◆ Work required
Go over the data below and say how many lines hold the word "http". Only the number is needed.

START Records for this task

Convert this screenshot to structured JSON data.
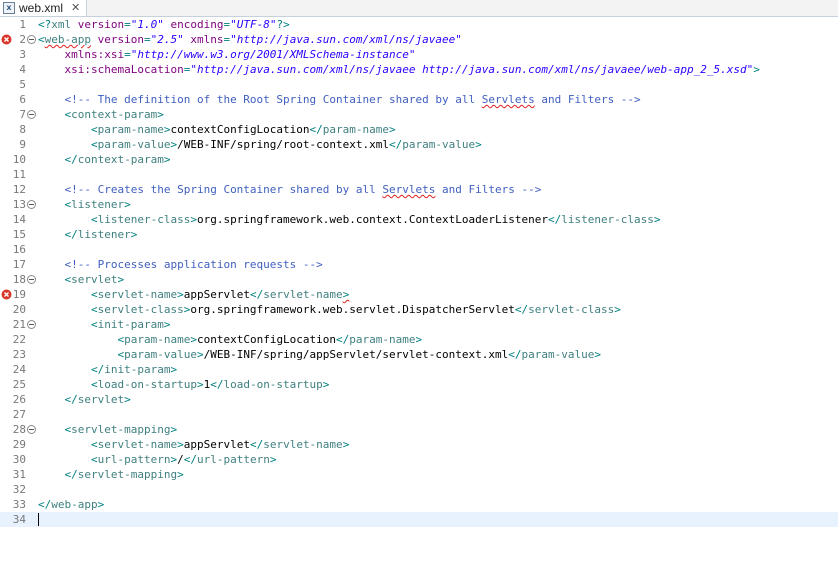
{
  "tab": {
    "title": "web.xml",
    "icon": "xml-file-icon",
    "close_icon": "close-icon"
  },
  "colors": {
    "tag": "#3f7f7f",
    "attribute": "#7f007f",
    "value": "#2a00ff",
    "comment": "#3f5fbf",
    "punctuation": "#008080",
    "text": "#000000",
    "error": "#e02020",
    "current_line": "#e8f2fe"
  },
  "editor": {
    "lines": [
      {
        "n": "1",
        "tokens": [
          {
            "t": "pun",
            "s": "<?"
          },
          {
            "t": "tag",
            "s": "xml "
          },
          {
            "t": "att",
            "s": "version"
          },
          {
            "t": "pun",
            "s": "="
          },
          {
            "t": "val",
            "s": "\"1.0\""
          },
          {
            "t": "txt",
            "s": " "
          },
          {
            "t": "att",
            "s": "encoding"
          },
          {
            "t": "pun",
            "s": "="
          },
          {
            "t": "val",
            "s": "\"UTF-8\""
          },
          {
            "t": "pun",
            "s": "?>"
          }
        ]
      },
      {
        "n": "2",
        "error": true,
        "fold": true,
        "tokens": [
          {
            "t": "pun",
            "s": "<"
          },
          {
            "t": "tag",
            "s": "web-app",
            "sq": true
          },
          {
            "t": "txt",
            "s": " "
          },
          {
            "t": "att",
            "s": "version"
          },
          {
            "t": "pun",
            "s": "="
          },
          {
            "t": "val",
            "s": "\"2.5\""
          },
          {
            "t": "txt",
            "s": " "
          },
          {
            "t": "att",
            "s": "xmlns"
          },
          {
            "t": "pun",
            "s": "="
          },
          {
            "t": "val",
            "s": "\"http://java.sun.com/xml/ns/javaee\""
          }
        ]
      },
      {
        "n": "3",
        "tokens": [
          {
            "t": "txt",
            "s": "    "
          },
          {
            "t": "att",
            "s": "xmlns:xsi"
          },
          {
            "t": "pun",
            "s": "="
          },
          {
            "t": "val",
            "s": "\"http://www.w3.org/2001/XMLSchema-instance\""
          }
        ]
      },
      {
        "n": "4",
        "tokens": [
          {
            "t": "txt",
            "s": "    "
          },
          {
            "t": "att",
            "s": "xsi:schemaLocation"
          },
          {
            "t": "pun",
            "s": "="
          },
          {
            "t": "val",
            "s": "\"http://java.sun.com/xml/ns/javaee http://java.sun.com/xml/ns/javaee/web-app_2_5.xsd\""
          },
          {
            "t": "pun",
            "s": ">"
          }
        ]
      },
      {
        "n": "5",
        "tokens": []
      },
      {
        "n": "6",
        "tokens": [
          {
            "t": "txt",
            "s": "    "
          },
          {
            "t": "cm",
            "s": "<!-- The definition of the Root Spring Container shared by all "
          },
          {
            "t": "cm",
            "s": "Servlets",
            "sq": true
          },
          {
            "t": "cm",
            "s": " and Filters -->"
          }
        ]
      },
      {
        "n": "7",
        "fold": true,
        "tokens": [
          {
            "t": "txt",
            "s": "    "
          },
          {
            "t": "pun",
            "s": "<"
          },
          {
            "t": "tag",
            "s": "context-param"
          },
          {
            "t": "pun",
            "s": ">"
          }
        ]
      },
      {
        "n": "8",
        "tokens": [
          {
            "t": "txt",
            "s": "        "
          },
          {
            "t": "pun",
            "s": "<"
          },
          {
            "t": "tag",
            "s": "param-name"
          },
          {
            "t": "pun",
            "s": ">"
          },
          {
            "t": "txt",
            "s": "contextConfigLocation"
          },
          {
            "t": "pun",
            "s": "</"
          },
          {
            "t": "tag",
            "s": "param-name"
          },
          {
            "t": "pun",
            "s": ">"
          }
        ]
      },
      {
        "n": "9",
        "tokens": [
          {
            "t": "txt",
            "s": "        "
          },
          {
            "t": "pun",
            "s": "<"
          },
          {
            "t": "tag",
            "s": "param-value"
          },
          {
            "t": "pun",
            "s": ">"
          },
          {
            "t": "txt",
            "s": "/WEB-INF/spring/root-context.xml"
          },
          {
            "t": "pun",
            "s": "</"
          },
          {
            "t": "tag",
            "s": "param-value"
          },
          {
            "t": "pun",
            "s": ">"
          }
        ]
      },
      {
        "n": "10",
        "tokens": [
          {
            "t": "txt",
            "s": "    "
          },
          {
            "t": "pun",
            "s": "</"
          },
          {
            "t": "tag",
            "s": "context-param"
          },
          {
            "t": "pun",
            "s": ">"
          }
        ]
      },
      {
        "n": "11",
        "tokens": []
      },
      {
        "n": "12",
        "tokens": [
          {
            "t": "txt",
            "s": "    "
          },
          {
            "t": "cm",
            "s": "<!-- Creates the Spring Container shared by all "
          },
          {
            "t": "cm",
            "s": "Servlets",
            "sq": true
          },
          {
            "t": "cm",
            "s": " and Filters -->"
          }
        ]
      },
      {
        "n": "13",
        "fold": true,
        "tokens": [
          {
            "t": "txt",
            "s": "    "
          },
          {
            "t": "pun",
            "s": "<"
          },
          {
            "t": "tag",
            "s": "listener"
          },
          {
            "t": "pun",
            "s": ">"
          }
        ]
      },
      {
        "n": "14",
        "tokens": [
          {
            "t": "txt",
            "s": "        "
          },
          {
            "t": "pun",
            "s": "<"
          },
          {
            "t": "tag",
            "s": "listener-class"
          },
          {
            "t": "pun",
            "s": ">"
          },
          {
            "t": "txt",
            "s": "org.springframework.web.context.ContextLoaderListener"
          },
          {
            "t": "pun",
            "s": "</"
          },
          {
            "t": "tag",
            "s": "listener-class"
          },
          {
            "t": "pun",
            "s": ">"
          }
        ]
      },
      {
        "n": "15",
        "tokens": [
          {
            "t": "txt",
            "s": "    "
          },
          {
            "t": "pun",
            "s": "</"
          },
          {
            "t": "tag",
            "s": "listener"
          },
          {
            "t": "pun",
            "s": ">"
          }
        ]
      },
      {
        "n": "16",
        "tokens": []
      },
      {
        "n": "17",
        "tokens": [
          {
            "t": "txt",
            "s": "    "
          },
          {
            "t": "cm",
            "s": "<!-- Processes application requests -->"
          }
        ]
      },
      {
        "n": "18",
        "fold": true,
        "tokens": [
          {
            "t": "txt",
            "s": "    "
          },
          {
            "t": "pun",
            "s": "<"
          },
          {
            "t": "tag",
            "s": "servlet"
          },
          {
            "t": "pun",
            "s": ">"
          }
        ]
      },
      {
        "n": "19",
        "error": true,
        "tokens": [
          {
            "t": "txt",
            "s": "        "
          },
          {
            "t": "pun",
            "s": "<"
          },
          {
            "t": "tag",
            "s": "servlet-name"
          },
          {
            "t": "pun",
            "s": ">"
          },
          {
            "t": "txt",
            "s": "appServlet"
          },
          {
            "t": "pun",
            "s": "</"
          },
          {
            "t": "tag",
            "s": "servlet-name"
          },
          {
            "t": "pun",
            "s": ">",
            "sq": true
          }
        ]
      },
      {
        "n": "20",
        "tokens": [
          {
            "t": "txt",
            "s": "        "
          },
          {
            "t": "pun",
            "s": "<"
          },
          {
            "t": "tag",
            "s": "servlet-class"
          },
          {
            "t": "pun",
            "s": ">"
          },
          {
            "t": "txt",
            "s": "org.springframework.web.servlet.DispatcherServlet"
          },
          {
            "t": "pun",
            "s": "</"
          },
          {
            "t": "tag",
            "s": "servlet-class"
          },
          {
            "t": "pun",
            "s": ">"
          }
        ]
      },
      {
        "n": "21",
        "fold": true,
        "tokens": [
          {
            "t": "txt",
            "s": "        "
          },
          {
            "t": "pun",
            "s": "<"
          },
          {
            "t": "tag",
            "s": "init-param"
          },
          {
            "t": "pun",
            "s": ">"
          }
        ]
      },
      {
        "n": "22",
        "tokens": [
          {
            "t": "txt",
            "s": "            "
          },
          {
            "t": "pun",
            "s": "<"
          },
          {
            "t": "tag",
            "s": "param-name"
          },
          {
            "t": "pun",
            "s": ">"
          },
          {
            "t": "txt",
            "s": "contextConfigLocation"
          },
          {
            "t": "pun",
            "s": "</"
          },
          {
            "t": "tag",
            "s": "param-name"
          },
          {
            "t": "pun",
            "s": ">"
          }
        ]
      },
      {
        "n": "23",
        "tokens": [
          {
            "t": "txt",
            "s": "            "
          },
          {
            "t": "pun",
            "s": "<"
          },
          {
            "t": "tag",
            "s": "param-value"
          },
          {
            "t": "pun",
            "s": ">"
          },
          {
            "t": "txt",
            "s": "/WEB-INF/spring/appServlet/servlet-context.xml"
          },
          {
            "t": "pun",
            "s": "</"
          },
          {
            "t": "tag",
            "s": "param-value"
          },
          {
            "t": "pun",
            "s": ">"
          }
        ]
      },
      {
        "n": "24",
        "tokens": [
          {
            "t": "txt",
            "s": "        "
          },
          {
            "t": "pun",
            "s": "</"
          },
          {
            "t": "tag",
            "s": "init-param"
          },
          {
            "t": "pun",
            "s": ">"
          }
        ]
      },
      {
        "n": "25",
        "tokens": [
          {
            "t": "txt",
            "s": "        "
          },
          {
            "t": "pun",
            "s": "<"
          },
          {
            "t": "tag",
            "s": "load-on-startup"
          },
          {
            "t": "pun",
            "s": ">"
          },
          {
            "t": "txt",
            "s": "1"
          },
          {
            "t": "pun",
            "s": "</"
          },
          {
            "t": "tag",
            "s": "load-on-startup"
          },
          {
            "t": "pun",
            "s": ">"
          }
        ]
      },
      {
        "n": "26",
        "tokens": [
          {
            "t": "txt",
            "s": "    "
          },
          {
            "t": "pun",
            "s": "</"
          },
          {
            "t": "tag",
            "s": "servlet"
          },
          {
            "t": "pun",
            "s": ">"
          }
        ]
      },
      {
        "n": "27",
        "tokens": []
      },
      {
        "n": "28",
        "fold": true,
        "tokens": [
          {
            "t": "txt",
            "s": "    "
          },
          {
            "t": "pun",
            "s": "<"
          },
          {
            "t": "tag",
            "s": "servlet-mapping"
          },
          {
            "t": "pun",
            "s": ">"
          }
        ]
      },
      {
        "n": "29",
        "tokens": [
          {
            "t": "txt",
            "s": "        "
          },
          {
            "t": "pun",
            "s": "<"
          },
          {
            "t": "tag",
            "s": "servlet-name"
          },
          {
            "t": "pun",
            "s": ">"
          },
          {
            "t": "txt",
            "s": "appServlet"
          },
          {
            "t": "pun",
            "s": "</"
          },
          {
            "t": "tag",
            "s": "servlet-name"
          },
          {
            "t": "pun",
            "s": ">"
          }
        ]
      },
      {
        "n": "30",
        "tokens": [
          {
            "t": "txt",
            "s": "        "
          },
          {
            "t": "pun",
            "s": "<"
          },
          {
            "t": "tag",
            "s": "url-pattern"
          },
          {
            "t": "pun",
            "s": ">"
          },
          {
            "t": "txt",
            "s": "/"
          },
          {
            "t": "pun",
            "s": "</"
          },
          {
            "t": "tag",
            "s": "url-pattern"
          },
          {
            "t": "pun",
            "s": ">"
          }
        ]
      },
      {
        "n": "31",
        "tokens": [
          {
            "t": "txt",
            "s": "    "
          },
          {
            "t": "pun",
            "s": "</"
          },
          {
            "t": "tag",
            "s": "servlet-mapping"
          },
          {
            "t": "pun",
            "s": ">"
          }
        ]
      },
      {
        "n": "32",
        "tokens": []
      },
      {
        "n": "33",
        "tokens": [
          {
            "t": "pun",
            "s": "</"
          },
          {
            "t": "tag",
            "s": "web-app"
          },
          {
            "t": "pun",
            "s": ">"
          }
        ]
      },
      {
        "n": "34",
        "current": true,
        "tokens": []
      }
    ]
  }
}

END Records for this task

◆ Exercise result
3